What to work on:
Read the data below line by line and copy each one with "Mapping" in it.

(Component data from apps and pages)

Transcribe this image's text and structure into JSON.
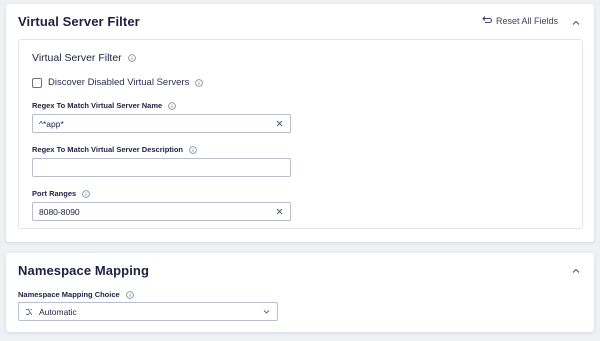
{
  "virtual_server_panel": {
    "title": "Virtual Server Filter",
    "reset_label": "Reset All Fields",
    "section_title": "Virtual Server Filter",
    "discover_disabled": {
      "label": "Discover Disabled Virtual Servers",
      "checked": false
    },
    "name_regex": {
      "label": "Regex To Match Virtual Server Name",
      "value": "^*app*"
    },
    "description_regex": {
      "label": "Regex To Match Virtual Server Description",
      "value": ""
    },
    "port_ranges": {
      "label": "Port Ranges",
      "value": "8080-8090"
    }
  },
  "namespace_panel": {
    "title": "Namespace Mapping",
    "choice_label": "Namespace Mapping Choice",
    "choice_value": "Automatic"
  },
  "icons": {
    "reset": "reset-icon",
    "collapse": "chevron-up-icon",
    "info": "info-icon",
    "clear": "close-icon",
    "route": "route-icon",
    "dropdown": "chevron-down-icon"
  },
  "colors": {
    "background": "#eef0f4",
    "panel": "#ffffff",
    "text": "#1c2142",
    "border": "#b9bdcc"
  }
}
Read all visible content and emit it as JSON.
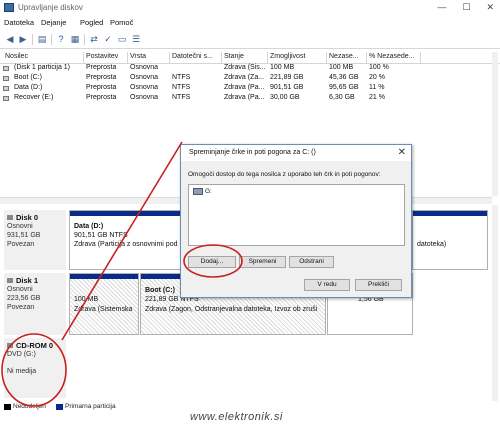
{
  "window": {
    "title": "Upravljanje diskov"
  },
  "menu": [
    "Datoteka",
    "Dejanje",
    "Pogled",
    "Pomoč"
  ],
  "table": {
    "headers": [
      "Nosilec",
      "Postavitev",
      "Vrsta",
      "Datotečni s...",
      "Stanje",
      "Zmogljivost",
      "Nezase...",
      "% Nezasede..."
    ],
    "rows": [
      [
        "(Disk 1 particija 1)",
        "Preprosta",
        "Osnovna",
        "",
        "Zdrava (Sis...",
        "100 MB",
        "100 MB",
        "100 %"
      ],
      [
        "Boot (C:)",
        "Preprosta",
        "Osnovna",
        "NTFS",
        "Zdrava (Za...",
        "221,89 GB",
        "45,36 GB",
        "20 %"
      ],
      [
        "Data (D:)",
        "Preprosta",
        "Osnovna",
        "NTFS",
        "Zdrava (Pa...",
        "901,51 GB",
        "95,65 GB",
        "11 %"
      ],
      [
        "Recover (E:)",
        "Preprosta",
        "Osnovna",
        "NTFS",
        "Zdrava (Pa...",
        "30,00 GB",
        "6,30 GB",
        "21 %"
      ]
    ]
  },
  "disks": {
    "disk0": {
      "name": "Disk 0",
      "type": "Osnovni",
      "size": "931,51 GB",
      "status": "Povezan",
      "part_title": "Data  (D:)",
      "part_size": "901,51 GB NTFS",
      "part_status": "Zdrava (Particija z osnovnimi pod",
      "right_part_status": "datoteka)"
    },
    "disk1": {
      "name": "Disk 1",
      "type": "Osnovni",
      "size": "223,56 GB",
      "status": "Povezan",
      "p1_size": "100 MB",
      "p1_status": "Zdrava (Sistemska",
      "p2_title": "Boot  (C:)",
      "p2_size": "221,89 GB NTFS",
      "p2_status": "Zdrava (Zagon, Odstranjevalna datoteka, Izvoz ob zruši",
      "p3_size": "1,56 GB"
    },
    "cdrom": {
      "name": "CD-ROM 0",
      "drive": "DVD (G:)",
      "media": "Ni medija"
    }
  },
  "legend": {
    "unallocated": "Nedodeljen",
    "primary": "Primarna particija"
  },
  "dialog": {
    "title": "Spreminjanje črke in poti pogona za C: ()",
    "message": "Omogoči dostop do tega nosilca z uporabo teh črk in poti pogonov:",
    "list_item": "G:",
    "add": "Dodaj...",
    "change": "Spremeni",
    "remove": "Odstrani",
    "ok": "V redu",
    "cancel": "Prekliči"
  },
  "watermark": "www.elektronik.si",
  "colors": {
    "primary_partition": "#0a2a8c",
    "annotation": "#c8201f"
  }
}
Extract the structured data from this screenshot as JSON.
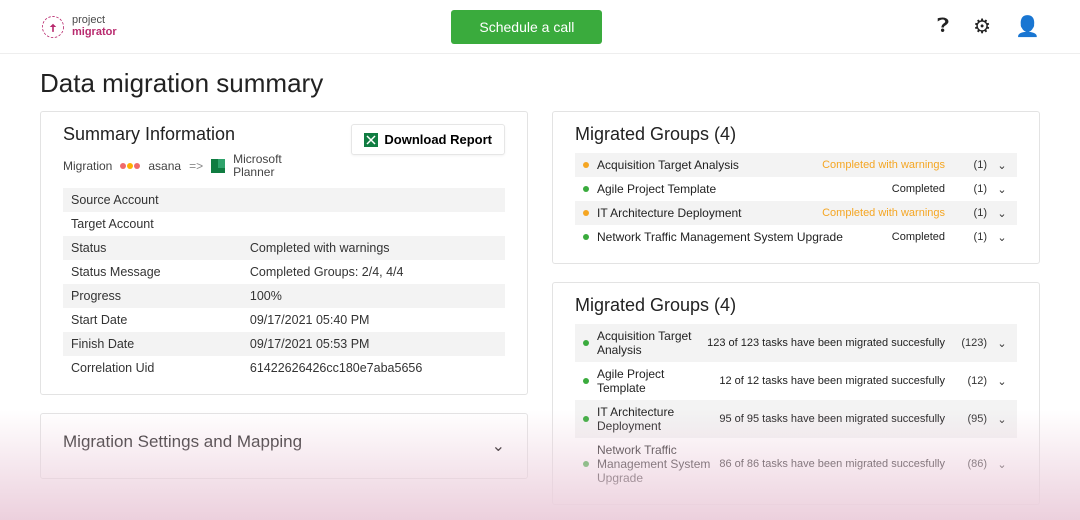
{
  "brand": {
    "name_top": "project",
    "name_bottom": "migrator"
  },
  "cta_label": "Schedule a call",
  "page_title": "Data migration summary",
  "summary": {
    "heading": "Summary Information",
    "download_label": "Download Report",
    "migration_label": "Migration",
    "source_tool": "asana",
    "arrow": "=>",
    "target_tool": "Microsoft Planner",
    "rows": [
      {
        "k": "Source Account",
        "v": ""
      },
      {
        "k": "Target Account",
        "v": ""
      },
      {
        "k": "Status",
        "v": "Completed with warnings"
      },
      {
        "k": "Status Message",
        "v": "Completed Groups: 2/4, 4/4"
      },
      {
        "k": "Progress",
        "v": "100%"
      },
      {
        "k": "Start Date",
        "v": "09/17/2021 05:40 PM"
      },
      {
        "k": "Finish Date",
        "v": "09/17/2021 05:53 PM"
      },
      {
        "k": "Correlation Uid",
        "v": "61422626426cc180e7aba5656"
      }
    ]
  },
  "settings_heading": "Migration Settings and Mapping",
  "groups_a": {
    "heading": "Migrated Groups (4)",
    "items": [
      {
        "name": "Acquisition Target Analysis",
        "status": "Completed with warnings",
        "warn": true,
        "count": "(1)"
      },
      {
        "name": "Agile Project Template",
        "status": "Completed",
        "warn": false,
        "count": "(1)"
      },
      {
        "name": "IT Architecture Deployment",
        "status": "Completed with warnings",
        "warn": true,
        "count": "(1)"
      },
      {
        "name": "Network Traffic Management System Upgrade",
        "status": "Completed",
        "warn": false,
        "count": "(1)"
      }
    ]
  },
  "groups_b": {
    "heading": "Migrated Groups (4)",
    "items": [
      {
        "name": "Acquisition Target Analysis",
        "status": "123 of 123 tasks have been migrated succesfully",
        "count": "(123)"
      },
      {
        "name": "Agile Project Template",
        "status": "12 of 12 tasks have been migrated succesfully",
        "count": "(12)"
      },
      {
        "name": "IT Architecture Deployment",
        "status": "95 of 95 tasks have been migrated succesfully",
        "count": "(95)"
      },
      {
        "name": "Network Traffic Management System Upgrade",
        "status": "86 of 86 tasks have been migrated succesfully",
        "count": "(86)"
      }
    ]
  },
  "colors": {
    "asana": [
      "#f06a6a",
      "#ffb000",
      "#f06a6a"
    ],
    "planner": "#107c41",
    "excel": "#107c41"
  }
}
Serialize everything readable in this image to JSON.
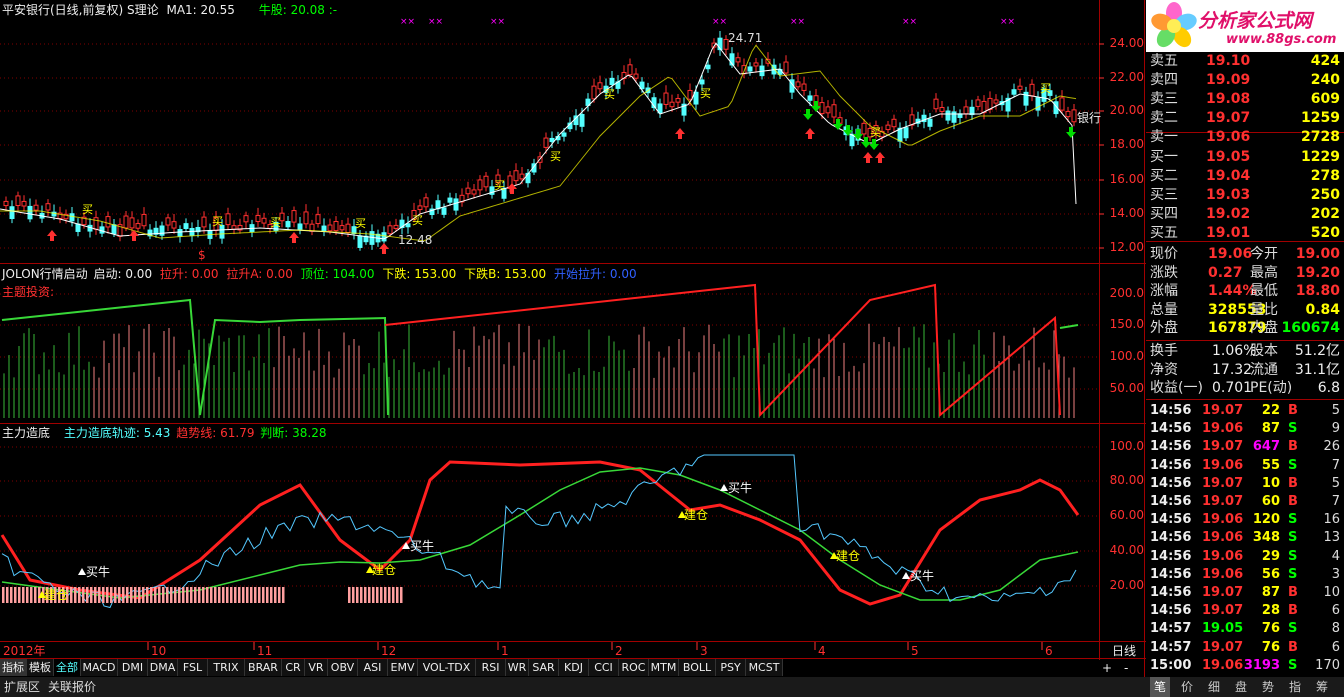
{
  "header": {
    "stock": "平安银行(日线,前复权)",
    "theory": "S理论",
    "ma": "MA1: 20.55",
    "bull": "牛股: 20.08",
    "dash": ":-"
  },
  "price_axis": [
    "24.00",
    "22.00",
    "20.00",
    "18.00",
    "16.00",
    "14.00",
    "12.00"
  ],
  "annotations": {
    "high": "24.71",
    "low": "12.48",
    "bank": "银行",
    "buy_small": "买",
    "dollar": "$"
  },
  "mid_panel": {
    "title": "JOLON行情启动",
    "qidong": "启动: 0.00",
    "lasheng": "拉升: 0.00",
    "lashengA": "拉升A: 0.00",
    "dingwei": "顶位: 104.00",
    "xiadie": "下跌: 153.00",
    "xiadieB": "下跌B: 153.00",
    "kaishi": "开始拉升: 0.00",
    "theme": "主题投资:",
    "axis": [
      "200.0",
      "150.0",
      "100.0",
      "50.00"
    ]
  },
  "bottom_panel": {
    "title": "主力造底",
    "guiji": "主力造底轨迹: 5.43",
    "qushi": "趋势线: 61.79",
    "panduan": "判断: 38.28",
    "axis": [
      "100.0",
      "80.00",
      "60.00",
      "40.00",
      "20.00"
    ],
    "jiancang": "建仓",
    "mainiu": "买牛"
  },
  "date_axis": {
    "year": "2012年",
    "months": [
      "10",
      "11",
      "12",
      "1",
      "2",
      "3",
      "4",
      "5",
      "6"
    ],
    "period": "日线"
  },
  "logo": {
    "name": "分析家公式网",
    "url": "www.88gs.com"
  },
  "order_book": {
    "asks": [
      {
        "label": "卖五",
        "price": "19.10",
        "vol": "424"
      },
      {
        "label": "卖四",
        "price": "19.09",
        "vol": "240"
      },
      {
        "label": "卖三",
        "price": "19.08",
        "vol": "609"
      },
      {
        "label": "卖二",
        "price": "19.07",
        "vol": "1259"
      },
      {
        "label": "卖一",
        "price": "19.06",
        "vol": "2728"
      }
    ],
    "bids": [
      {
        "label": "买一",
        "price": "19.05",
        "vol": "1229"
      },
      {
        "label": "买二",
        "price": "19.04",
        "vol": "278"
      },
      {
        "label": "买三",
        "price": "19.03",
        "vol": "250"
      },
      {
        "label": "买四",
        "price": "19.02",
        "vol": "202"
      },
      {
        "label": "买五",
        "price": "19.01",
        "vol": "520"
      }
    ]
  },
  "quote": [
    {
      "l1": "现价",
      "v1": "19.06",
      "l2": "今开",
      "v2": "19.00"
    },
    {
      "l1": "涨跌",
      "v1": "0.27",
      "l2": "最高",
      "v2": "19.20"
    },
    {
      "l1": "涨幅",
      "v1": "1.44%",
      "l2": "最低",
      "v2": "18.80"
    },
    {
      "l1": "总量",
      "v1": "328553",
      "l2": "量比",
      "v2": "0.84"
    },
    {
      "l1": "外盘",
      "v1": "167879",
      "l2": "内盘",
      "v2": "160674"
    }
  ],
  "fundamentals": [
    {
      "l1": "换手",
      "v1": "1.06%",
      "l2": "股本",
      "v2": "51.2亿"
    },
    {
      "l1": "净资",
      "v1": "17.32",
      "l2": "流通",
      "v2": "31.1亿"
    },
    {
      "l1": "收益(一)",
      "v1": "0.701",
      "l2": "PE(动)",
      "v2": "6.8"
    }
  ],
  "ticks": [
    {
      "t": "14:56",
      "p": "19.07",
      "v": "22",
      "s": "B",
      "n": "5"
    },
    {
      "t": "14:56",
      "p": "19.06",
      "v": "87",
      "s": "S",
      "n": "9"
    },
    {
      "t": "14:56",
      "p": "19.07",
      "v": "647",
      "s": "B",
      "n": "26"
    },
    {
      "t": "14:56",
      "p": "19.06",
      "v": "55",
      "s": "S",
      "n": "7"
    },
    {
      "t": "14:56",
      "p": "19.07",
      "v": "10",
      "s": "B",
      "n": "5"
    },
    {
      "t": "14:56",
      "p": "19.07",
      "v": "60",
      "s": "B",
      "n": "7"
    },
    {
      "t": "14:56",
      "p": "19.06",
      "v": "120",
      "s": "S",
      "n": "16"
    },
    {
      "t": "14:56",
      "p": "19.06",
      "v": "348",
      "s": "S",
      "n": "13"
    },
    {
      "t": "14:56",
      "p": "19.06",
      "v": "29",
      "s": "S",
      "n": "4"
    },
    {
      "t": "14:56",
      "p": "19.06",
      "v": "56",
      "s": "S",
      "n": "3"
    },
    {
      "t": "14:56",
      "p": "19.07",
      "v": "87",
      "s": "B",
      "n": "10"
    },
    {
      "t": "14:56",
      "p": "19.07",
      "v": "28",
      "s": "B",
      "n": "6"
    },
    {
      "t": "14:57",
      "p": "19.05",
      "v": "76",
      "s": "S",
      "n": "8"
    },
    {
      "t": "14:57",
      "p": "19.07",
      "v": "76",
      "s": "B",
      "n": "6"
    },
    {
      "t": "15:00",
      "p": "19.06",
      "v": "3193",
      "s": "S",
      "n": "170"
    }
  ],
  "tabs": [
    "指标",
    "模板",
    "全部",
    "MACD",
    "DMI",
    "DMA",
    "FSL",
    "TRIX",
    "BRAR",
    "CR",
    "VR",
    "OBV",
    "ASI",
    "EMV",
    "VOL-TDX",
    "RSI",
    "WR",
    "SAR",
    "KDJ",
    "CCI",
    "ROC",
    "MTM",
    "BOLL",
    "PSY",
    "MCST"
  ],
  "bottom_tabs": [
    "扩展区",
    "关联报价"
  ],
  "right_tabs": [
    "笔",
    "价",
    "细",
    "盘",
    "势",
    "指",
    "筹"
  ],
  "colors": {
    "up": "#ff3030",
    "down": "#54ffff",
    "yellow": "#ffff00",
    "green": "#00ff00",
    "magenta": "#ff00ff",
    "grid": "#800000"
  }
}
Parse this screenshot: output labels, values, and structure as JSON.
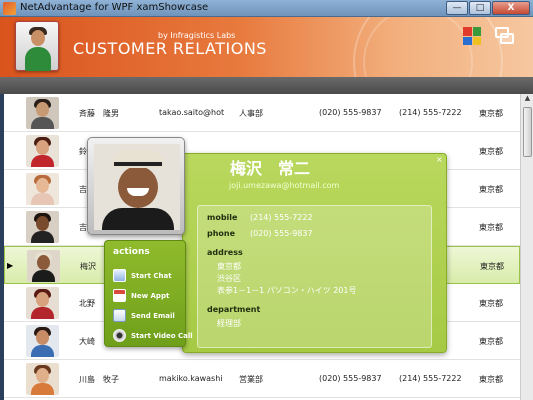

Your response:
    "title": "Namespace Mapping",
    "choice_label": "Namespace Mapping Choice",
  "settings_heading": "Migration Settings and Mapping",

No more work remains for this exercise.